[Entries taken from a collection]

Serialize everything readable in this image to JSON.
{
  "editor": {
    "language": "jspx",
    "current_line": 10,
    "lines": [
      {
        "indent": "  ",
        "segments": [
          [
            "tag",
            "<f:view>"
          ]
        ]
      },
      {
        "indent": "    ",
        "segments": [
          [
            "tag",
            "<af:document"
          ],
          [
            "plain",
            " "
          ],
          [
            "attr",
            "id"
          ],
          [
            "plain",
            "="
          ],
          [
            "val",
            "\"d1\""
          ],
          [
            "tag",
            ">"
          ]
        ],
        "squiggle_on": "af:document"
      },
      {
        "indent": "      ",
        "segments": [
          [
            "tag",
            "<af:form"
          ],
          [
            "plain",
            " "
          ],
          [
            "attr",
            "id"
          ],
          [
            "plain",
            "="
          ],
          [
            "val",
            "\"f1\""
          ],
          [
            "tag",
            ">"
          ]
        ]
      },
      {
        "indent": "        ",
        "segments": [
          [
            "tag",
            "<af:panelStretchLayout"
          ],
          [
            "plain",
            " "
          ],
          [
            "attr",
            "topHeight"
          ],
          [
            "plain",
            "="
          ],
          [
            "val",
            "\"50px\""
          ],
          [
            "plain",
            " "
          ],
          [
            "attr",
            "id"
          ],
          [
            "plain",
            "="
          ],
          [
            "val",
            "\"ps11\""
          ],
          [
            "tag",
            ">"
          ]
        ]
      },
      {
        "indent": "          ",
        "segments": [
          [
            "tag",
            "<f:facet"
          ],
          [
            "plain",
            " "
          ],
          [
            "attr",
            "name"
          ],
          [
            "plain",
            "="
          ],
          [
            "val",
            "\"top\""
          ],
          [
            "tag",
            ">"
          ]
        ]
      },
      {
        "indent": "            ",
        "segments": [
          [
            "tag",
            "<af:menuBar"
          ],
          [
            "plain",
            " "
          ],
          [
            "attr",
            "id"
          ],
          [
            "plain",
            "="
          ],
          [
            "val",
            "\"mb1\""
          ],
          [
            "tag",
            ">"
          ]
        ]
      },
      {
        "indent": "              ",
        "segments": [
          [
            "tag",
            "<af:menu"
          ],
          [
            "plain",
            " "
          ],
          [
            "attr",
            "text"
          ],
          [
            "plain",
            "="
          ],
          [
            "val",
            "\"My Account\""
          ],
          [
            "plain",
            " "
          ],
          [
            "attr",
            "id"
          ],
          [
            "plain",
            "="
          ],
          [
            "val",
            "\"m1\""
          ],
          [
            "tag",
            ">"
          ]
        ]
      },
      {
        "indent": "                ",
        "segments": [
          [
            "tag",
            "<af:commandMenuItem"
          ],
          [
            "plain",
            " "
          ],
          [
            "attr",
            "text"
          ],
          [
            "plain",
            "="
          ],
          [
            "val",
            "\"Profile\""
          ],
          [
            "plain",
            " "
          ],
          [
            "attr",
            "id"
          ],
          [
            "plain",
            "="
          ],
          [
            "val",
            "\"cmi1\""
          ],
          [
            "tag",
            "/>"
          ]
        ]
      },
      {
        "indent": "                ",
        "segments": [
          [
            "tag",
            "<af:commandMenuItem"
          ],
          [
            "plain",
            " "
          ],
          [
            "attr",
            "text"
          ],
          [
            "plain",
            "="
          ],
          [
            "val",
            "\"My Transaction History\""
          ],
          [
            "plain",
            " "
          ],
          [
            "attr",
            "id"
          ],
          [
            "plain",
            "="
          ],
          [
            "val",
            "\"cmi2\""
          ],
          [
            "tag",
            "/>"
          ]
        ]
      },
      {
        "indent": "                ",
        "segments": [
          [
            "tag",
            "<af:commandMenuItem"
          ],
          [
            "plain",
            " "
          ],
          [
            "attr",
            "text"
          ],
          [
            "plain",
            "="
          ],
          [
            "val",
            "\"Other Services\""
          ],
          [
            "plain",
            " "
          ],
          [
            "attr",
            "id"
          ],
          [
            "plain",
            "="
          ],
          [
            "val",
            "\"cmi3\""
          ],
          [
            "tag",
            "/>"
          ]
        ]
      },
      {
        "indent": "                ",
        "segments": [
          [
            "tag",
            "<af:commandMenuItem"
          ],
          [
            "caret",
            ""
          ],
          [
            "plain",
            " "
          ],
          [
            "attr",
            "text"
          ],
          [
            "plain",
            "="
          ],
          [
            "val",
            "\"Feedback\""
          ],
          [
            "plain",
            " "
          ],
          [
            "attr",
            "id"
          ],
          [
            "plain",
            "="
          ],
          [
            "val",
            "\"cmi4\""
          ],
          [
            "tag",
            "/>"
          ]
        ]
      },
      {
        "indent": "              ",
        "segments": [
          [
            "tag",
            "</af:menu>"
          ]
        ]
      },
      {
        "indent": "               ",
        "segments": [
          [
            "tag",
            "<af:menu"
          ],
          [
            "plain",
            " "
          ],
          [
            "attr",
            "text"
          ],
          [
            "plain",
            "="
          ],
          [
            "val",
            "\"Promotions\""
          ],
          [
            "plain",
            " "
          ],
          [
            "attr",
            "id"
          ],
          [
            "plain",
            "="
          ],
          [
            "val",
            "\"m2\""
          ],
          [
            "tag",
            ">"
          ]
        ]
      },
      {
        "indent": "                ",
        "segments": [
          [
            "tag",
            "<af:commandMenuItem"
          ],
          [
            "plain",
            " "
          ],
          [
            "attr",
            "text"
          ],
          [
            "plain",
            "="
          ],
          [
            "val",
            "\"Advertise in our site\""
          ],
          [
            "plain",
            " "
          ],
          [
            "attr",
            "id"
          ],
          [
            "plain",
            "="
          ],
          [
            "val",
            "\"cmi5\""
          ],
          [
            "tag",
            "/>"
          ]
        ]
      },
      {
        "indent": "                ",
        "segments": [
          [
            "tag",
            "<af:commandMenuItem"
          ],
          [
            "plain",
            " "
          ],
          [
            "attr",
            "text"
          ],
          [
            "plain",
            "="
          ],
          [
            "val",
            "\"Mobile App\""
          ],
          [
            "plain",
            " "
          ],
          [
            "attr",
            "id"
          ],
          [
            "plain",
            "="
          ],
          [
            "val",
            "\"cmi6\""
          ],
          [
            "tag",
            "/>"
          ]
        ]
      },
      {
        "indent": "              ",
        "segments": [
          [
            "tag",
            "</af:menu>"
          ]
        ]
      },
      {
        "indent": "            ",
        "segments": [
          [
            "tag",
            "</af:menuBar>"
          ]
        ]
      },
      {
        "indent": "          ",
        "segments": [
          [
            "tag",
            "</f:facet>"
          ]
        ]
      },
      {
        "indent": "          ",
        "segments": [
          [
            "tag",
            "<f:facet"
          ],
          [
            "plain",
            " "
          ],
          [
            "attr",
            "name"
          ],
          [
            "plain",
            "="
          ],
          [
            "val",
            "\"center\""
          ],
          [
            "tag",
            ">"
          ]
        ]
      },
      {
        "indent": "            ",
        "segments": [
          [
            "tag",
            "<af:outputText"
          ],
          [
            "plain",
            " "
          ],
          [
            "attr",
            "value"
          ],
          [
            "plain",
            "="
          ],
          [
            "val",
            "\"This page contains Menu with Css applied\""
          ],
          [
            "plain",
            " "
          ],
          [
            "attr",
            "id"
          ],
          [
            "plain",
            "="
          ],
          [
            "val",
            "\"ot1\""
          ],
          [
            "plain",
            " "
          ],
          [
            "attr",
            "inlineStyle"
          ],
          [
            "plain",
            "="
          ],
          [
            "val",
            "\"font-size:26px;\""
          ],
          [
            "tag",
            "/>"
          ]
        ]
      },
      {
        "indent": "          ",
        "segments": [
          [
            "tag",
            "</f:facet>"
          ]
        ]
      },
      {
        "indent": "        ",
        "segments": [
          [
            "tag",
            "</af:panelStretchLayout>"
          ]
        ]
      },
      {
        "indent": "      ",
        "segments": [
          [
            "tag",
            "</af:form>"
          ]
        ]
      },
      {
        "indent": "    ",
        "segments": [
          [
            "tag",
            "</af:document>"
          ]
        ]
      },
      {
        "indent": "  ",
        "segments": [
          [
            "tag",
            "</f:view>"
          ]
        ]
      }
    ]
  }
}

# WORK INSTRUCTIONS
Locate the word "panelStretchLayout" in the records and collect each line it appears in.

# ANSWER AREA
            "<af:panelStretchLayout"
            "</af:panelStretchLayout>"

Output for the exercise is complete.